Cameron’s discussion of the EU caught my attention since he declared it was ‘the red line’ to any negotiations regarding a coalition government. I have to disagree with Cameron on this issue and question whether he is supporting an electoral solution to the EU as a political tool to capture the interest of Tory/UKIP swing voters, as opposed to genuinely endorsing a referendum on EU membership.
The EU benefits us on an individual basis, and I am of the opinion that the British public is often misled by the scare-mongering of UKIP and their absurd predictions of 350,000-400,000 Bulgarian and Romanians who were planning to mass migrate to the UK. Healthcare benefits, free movement and the caps on mobile phone data charges all exemplify the advantages we receive as EU citizens which we can all commonly relate to and this needs to be communicated clearer – phone calls are capped at 15p as opposed to 19p per minute (2013), which although does not jump out as a huge saving, it is fundamentally more money in our pockets and works towards improving our time spent on the continent.

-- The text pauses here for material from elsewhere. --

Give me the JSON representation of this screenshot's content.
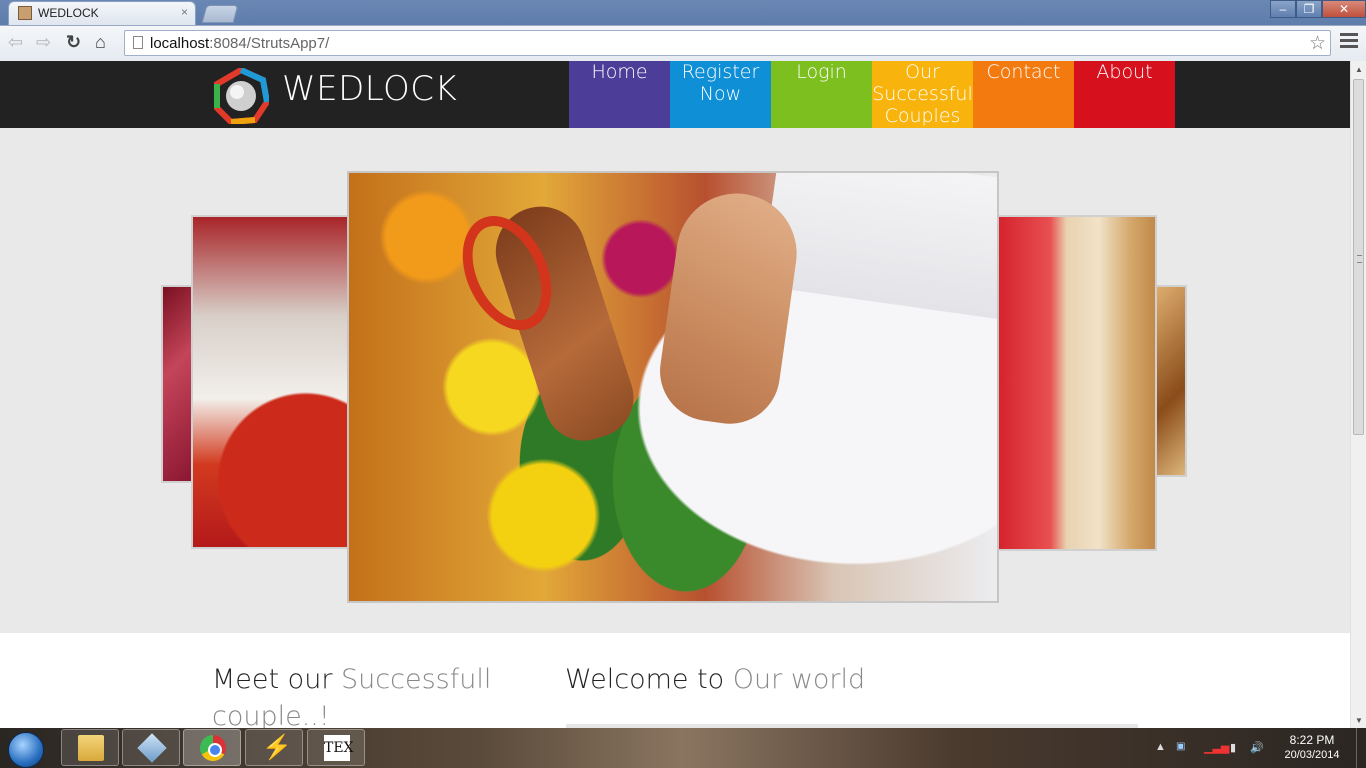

Moreover, if you are unfortunate to fall over and break your leg whilst touring an EU member state, you are entitled to medical assistance either free or at a reduced cost. This is obviously a positive feature of the EU which we all may depend on at some point reiterating the idiocy of withdrawing our membership. It is as simple as that.
I would much rather commit to a legislative solution, as outlined by Cameron and Miliband in their pitches to the QT audience in Leeds, with the prevention of migrants immediately claiming unemployment benefit or enforcing English as a compulsory requirement upon entrance to the UK. Concerns over their status as a source of cheap labour as well as their perception as a cultural threat to British society can be tackled much more effectively with a legislative approach, as opposed to risking the benefits we enjoy being an EU member with an ‘In/Out Referendum’.
NOTE: I deliberately referred to the ‘perceived’ cultural impact because this is not an opinion I hold, however, I respect this is a tense issue which potential readers may be concerned with. I am firmly of the opinion that a multi-cultural Britain can only strengthen us as a nation, and so long as migration is considered within our national capability, I see no threat to our culture.
Cameron is ultimately being forced into a discussion about the EU by the right, manifested in the rise of UKIP and its exploitation of the EU and high immigration rates. The consequence of this referendum may eventually lead us to a scenario where we do not have access to the benefits we share as part of our EU membership, and Cameron should defy this political bullying and be more realistic. We, as the public, are not made aware enough of the benefits of being part of this institution, and it is this ignorance which could have significant repercussions for our nation – I support Miliband’s stance on this topic, and his refusal to endorse a referendum on the EU, and I think undecided voters should certainly take this factor into consideration.
What is noteworthy is that Cameron’s objective affirmation on the EU as the ‘red line’ for any type of deal essentially paves the way for a Tory-UKIP coalition – has Cameron indirectly disguised his coalition pact with Farage, and the British public have blindly failed to pick up on it?
I’ve focused predominantly on Cameron in this post, although I did intend to cover all three leaders but it would have been far too complex and incoherent. So keep an eye out for a follow up post regarding Ed Miliband’s performance on BBCQT.